YOUR TASK - Pull each line with the string "true" from the entries.

INFORMATION -

--

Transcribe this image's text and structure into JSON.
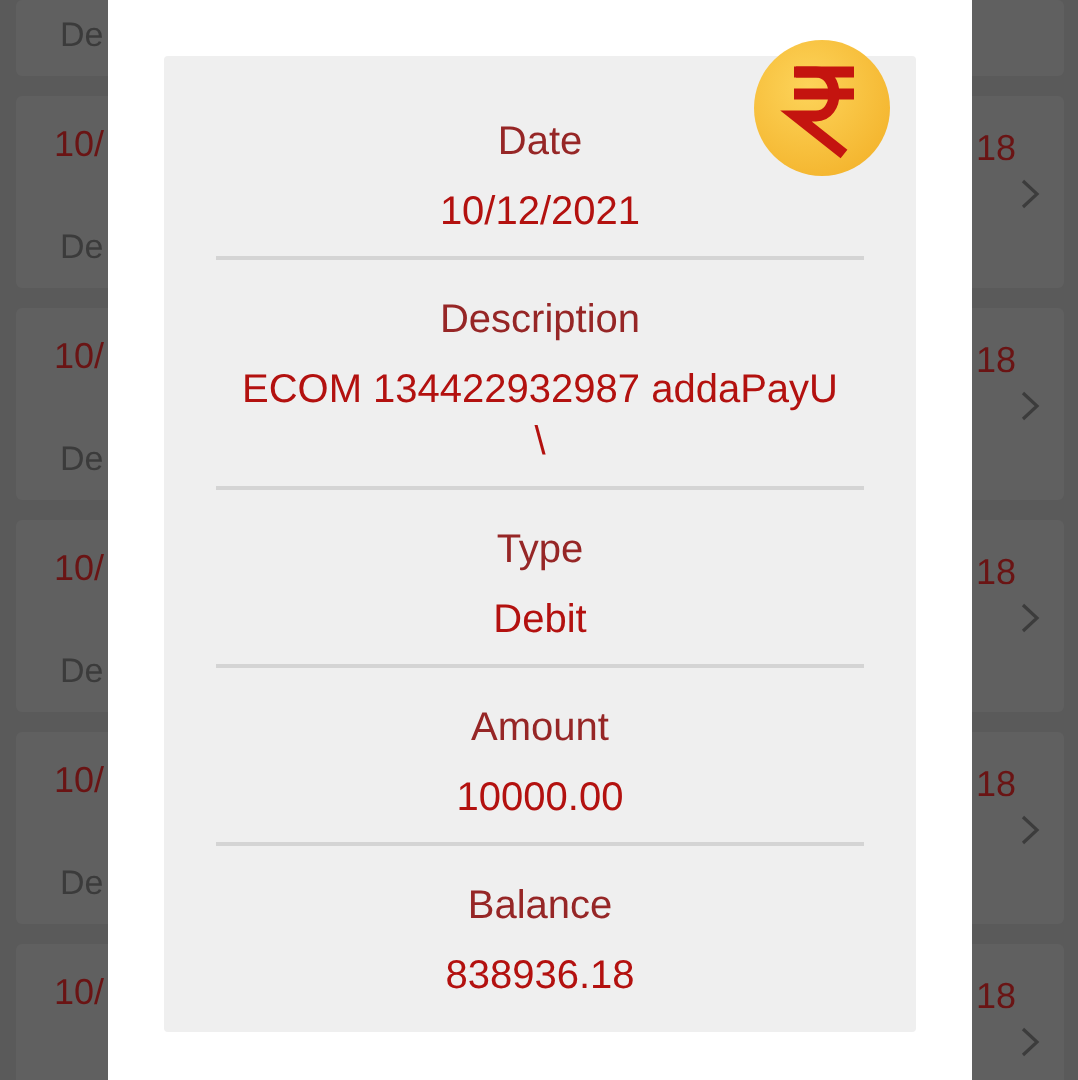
{
  "background_list": {
    "rows": [
      {
        "description": "De"
      },
      {
        "date": "10/",
        "description": "De",
        "amount": "18"
      },
      {
        "date": "10/",
        "description": "De",
        "amount": "18"
      },
      {
        "date": "10/",
        "description": "De",
        "amount": "18"
      },
      {
        "date": "10/",
        "description": "De",
        "amount": "18"
      },
      {
        "date": "10/",
        "amount": "18"
      }
    ]
  },
  "dialog": {
    "fields": [
      {
        "label": "Date",
        "value": "10/12/2021"
      },
      {
        "label": "Description",
        "value": "ECOM 134422932987 addaPayU \\"
      },
      {
        "label": "Type",
        "value": "Debit"
      },
      {
        "label": "Amount",
        "value": "10000.00"
      },
      {
        "label": "Balance",
        "value": "838936.18"
      }
    ]
  }
}
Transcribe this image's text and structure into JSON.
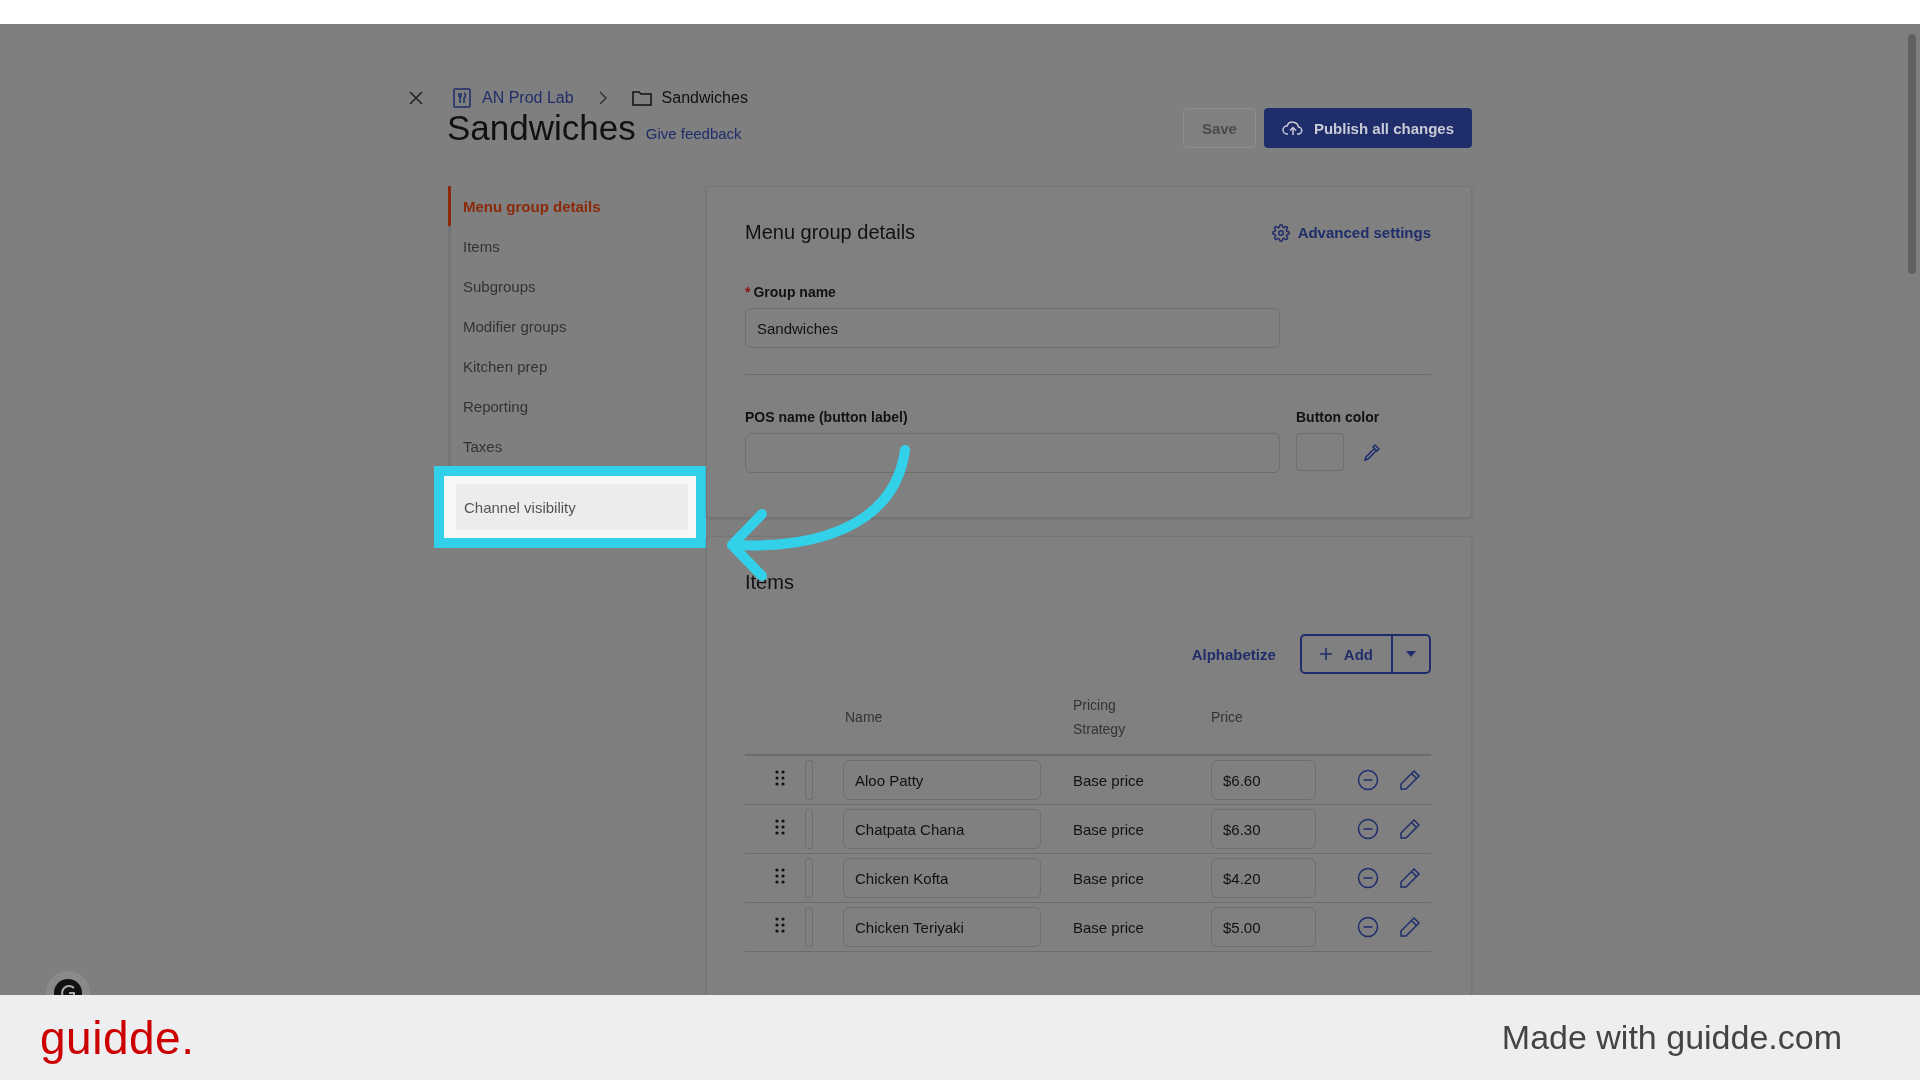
{
  "breadcrumb": [
    {
      "label": "AN Prod Lab",
      "kind": "restaurant"
    },
    {
      "label": "Sandwiches",
      "kind": "folder"
    }
  ],
  "page": {
    "title": "Sandwiches",
    "feedback_link": "Give feedback"
  },
  "actions": {
    "save": {
      "label": "Save",
      "disabled": true
    },
    "publish": {
      "label": "Publish all changes"
    }
  },
  "sidebar": {
    "items": [
      {
        "label": "Menu group details",
        "selected": true,
        "highlighted": false
      },
      {
        "label": "Items",
        "selected": false,
        "highlighted": false
      },
      {
        "label": "Subgroups",
        "selected": false,
        "highlighted": false
      },
      {
        "label": "Modifier groups",
        "selected": false,
        "highlighted": false
      },
      {
        "label": "Kitchen prep",
        "selected": false,
        "highlighted": false
      },
      {
        "label": "Reporting",
        "selected": false,
        "highlighted": false
      },
      {
        "label": "Taxes",
        "selected": false,
        "highlighted": false
      },
      {
        "label": "Channel visibility",
        "selected": false,
        "highlighted": true
      }
    ]
  },
  "details": {
    "title": "Menu group details",
    "advanced_settings": "Advanced settings",
    "group_name": {
      "label": "Group name",
      "required": true,
      "required_mark": "*",
      "value": "Sandwiches"
    },
    "pos_name": {
      "label": "POS name (button label)"
    },
    "button_color": {
      "label": "Button color"
    }
  },
  "items": {
    "title": "Items",
    "alphabetize": "Alphabetize",
    "add": "Add",
    "columns": [
      "Name",
      "Pricing Strategy",
      "Price"
    ],
    "rows": [
      {
        "name": "Aloo Patty",
        "pricing": "Base price",
        "price": "$6.60"
      },
      {
        "name": "Chatpata Chana",
        "pricing": "Base price",
        "price": "$6.30"
      },
      {
        "name": "Chicken Kofta",
        "pricing": "Base price",
        "price": "$4.20"
      },
      {
        "name": "Chicken Teriyaki",
        "pricing": "Base price",
        "price": "$5.00"
      }
    ]
  },
  "footer": {
    "brand": "guidde.",
    "credit": "Made with guidde.com"
  }
}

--

ANSWER SECTION -
      "disabled": true
        "selected": true,
        "highlighted": true
      "required": true,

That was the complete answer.